▶ **Activity**:
In the data below, how many lines include the word "value"? Give only the number.

▶ **Information given**:
↓↓↓
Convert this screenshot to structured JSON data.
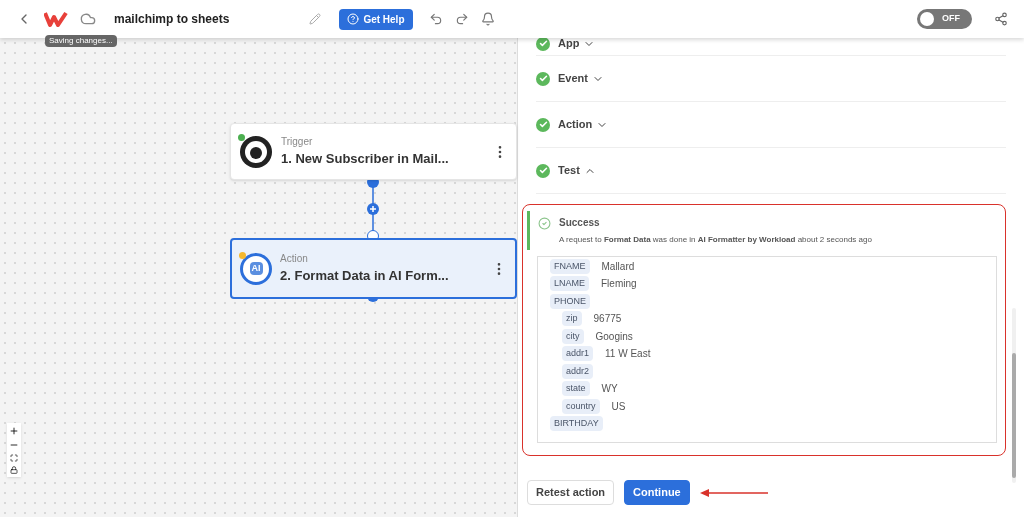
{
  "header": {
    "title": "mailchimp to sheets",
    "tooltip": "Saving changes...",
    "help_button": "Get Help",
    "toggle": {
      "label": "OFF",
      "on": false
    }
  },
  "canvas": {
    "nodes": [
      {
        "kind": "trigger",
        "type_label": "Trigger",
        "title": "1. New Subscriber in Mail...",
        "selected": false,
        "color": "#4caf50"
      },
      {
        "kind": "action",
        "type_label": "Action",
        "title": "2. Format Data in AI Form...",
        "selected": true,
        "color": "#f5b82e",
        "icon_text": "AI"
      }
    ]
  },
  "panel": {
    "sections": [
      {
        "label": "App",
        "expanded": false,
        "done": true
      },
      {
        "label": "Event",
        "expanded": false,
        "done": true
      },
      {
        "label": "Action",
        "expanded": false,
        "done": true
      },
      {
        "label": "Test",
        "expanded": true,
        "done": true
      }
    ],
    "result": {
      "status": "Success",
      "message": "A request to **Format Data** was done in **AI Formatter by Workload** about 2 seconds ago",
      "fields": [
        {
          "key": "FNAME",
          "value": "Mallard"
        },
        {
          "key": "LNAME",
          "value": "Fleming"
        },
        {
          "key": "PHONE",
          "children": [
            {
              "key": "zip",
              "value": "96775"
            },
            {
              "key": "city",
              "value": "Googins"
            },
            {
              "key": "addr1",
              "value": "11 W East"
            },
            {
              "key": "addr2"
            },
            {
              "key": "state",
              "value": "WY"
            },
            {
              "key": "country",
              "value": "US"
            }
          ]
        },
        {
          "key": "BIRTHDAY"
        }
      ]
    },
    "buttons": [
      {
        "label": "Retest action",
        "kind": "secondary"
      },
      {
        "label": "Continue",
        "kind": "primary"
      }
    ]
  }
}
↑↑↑
▶ **Completed task**:
7